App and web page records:
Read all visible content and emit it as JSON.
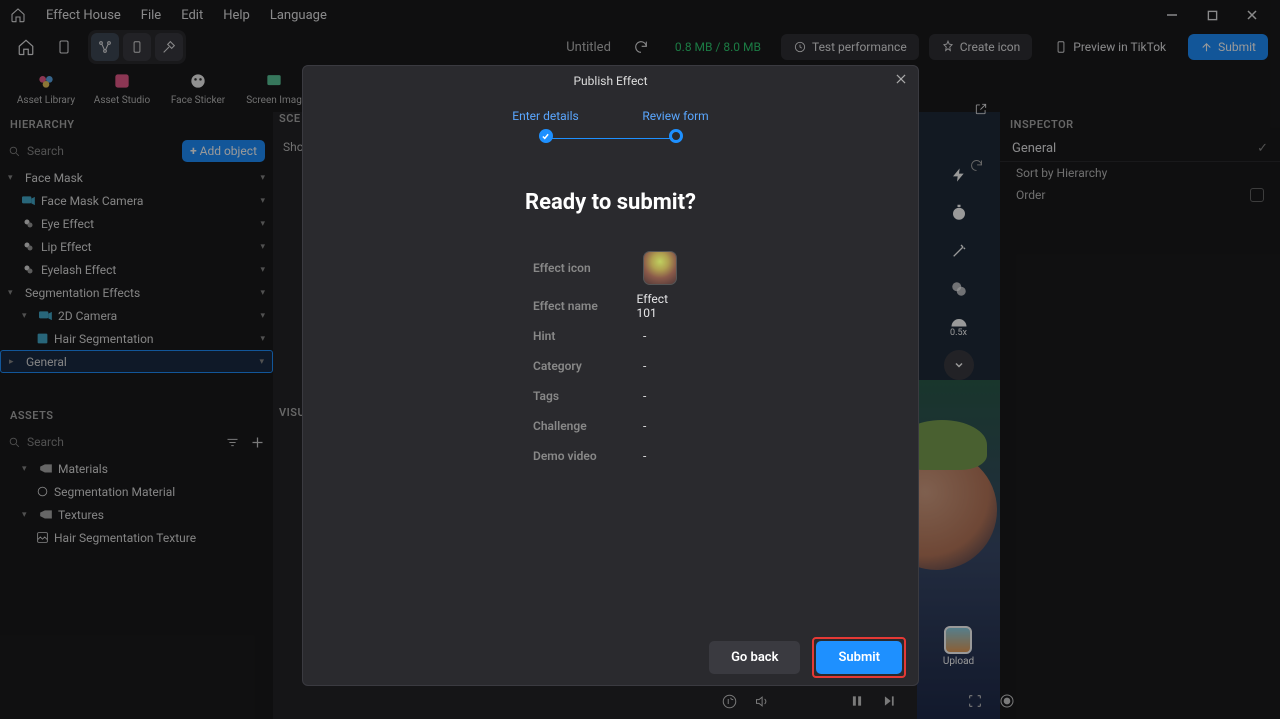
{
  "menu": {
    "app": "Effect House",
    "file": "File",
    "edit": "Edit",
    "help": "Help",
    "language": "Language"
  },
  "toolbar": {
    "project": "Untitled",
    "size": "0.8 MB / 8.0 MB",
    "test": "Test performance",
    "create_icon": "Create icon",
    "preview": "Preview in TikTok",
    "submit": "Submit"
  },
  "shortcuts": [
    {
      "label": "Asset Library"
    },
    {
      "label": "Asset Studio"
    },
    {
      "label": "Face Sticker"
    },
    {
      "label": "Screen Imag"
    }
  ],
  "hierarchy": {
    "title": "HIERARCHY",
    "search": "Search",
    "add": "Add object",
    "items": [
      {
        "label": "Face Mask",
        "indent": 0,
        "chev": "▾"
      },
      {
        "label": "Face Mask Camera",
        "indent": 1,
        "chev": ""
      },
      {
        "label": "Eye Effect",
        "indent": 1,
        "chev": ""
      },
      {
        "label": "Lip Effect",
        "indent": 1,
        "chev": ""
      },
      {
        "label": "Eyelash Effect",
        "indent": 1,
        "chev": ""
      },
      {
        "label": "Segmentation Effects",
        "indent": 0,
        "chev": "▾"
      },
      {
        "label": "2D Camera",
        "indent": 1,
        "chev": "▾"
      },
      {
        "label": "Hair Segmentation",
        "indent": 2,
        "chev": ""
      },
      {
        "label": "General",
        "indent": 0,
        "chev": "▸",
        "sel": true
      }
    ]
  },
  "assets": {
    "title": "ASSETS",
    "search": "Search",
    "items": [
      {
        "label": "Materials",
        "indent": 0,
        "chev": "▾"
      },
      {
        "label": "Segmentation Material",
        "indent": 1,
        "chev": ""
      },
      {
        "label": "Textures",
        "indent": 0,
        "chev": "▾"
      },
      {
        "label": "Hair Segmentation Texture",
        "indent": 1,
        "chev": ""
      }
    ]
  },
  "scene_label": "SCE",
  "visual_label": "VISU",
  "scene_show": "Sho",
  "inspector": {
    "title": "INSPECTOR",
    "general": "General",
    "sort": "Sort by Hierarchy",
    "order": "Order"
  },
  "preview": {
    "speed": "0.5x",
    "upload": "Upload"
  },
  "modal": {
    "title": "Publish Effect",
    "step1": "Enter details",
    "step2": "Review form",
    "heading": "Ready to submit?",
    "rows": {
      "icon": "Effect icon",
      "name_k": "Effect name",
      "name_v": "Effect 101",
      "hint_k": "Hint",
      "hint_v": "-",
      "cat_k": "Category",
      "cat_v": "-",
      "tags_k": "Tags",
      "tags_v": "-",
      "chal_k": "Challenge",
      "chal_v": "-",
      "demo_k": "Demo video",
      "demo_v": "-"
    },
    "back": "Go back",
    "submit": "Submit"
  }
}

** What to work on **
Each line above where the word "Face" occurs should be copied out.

** Response to the task **
      "label": "Face Sticker"
        "label": "Face Mask",
        "label": "Face Mask Camera",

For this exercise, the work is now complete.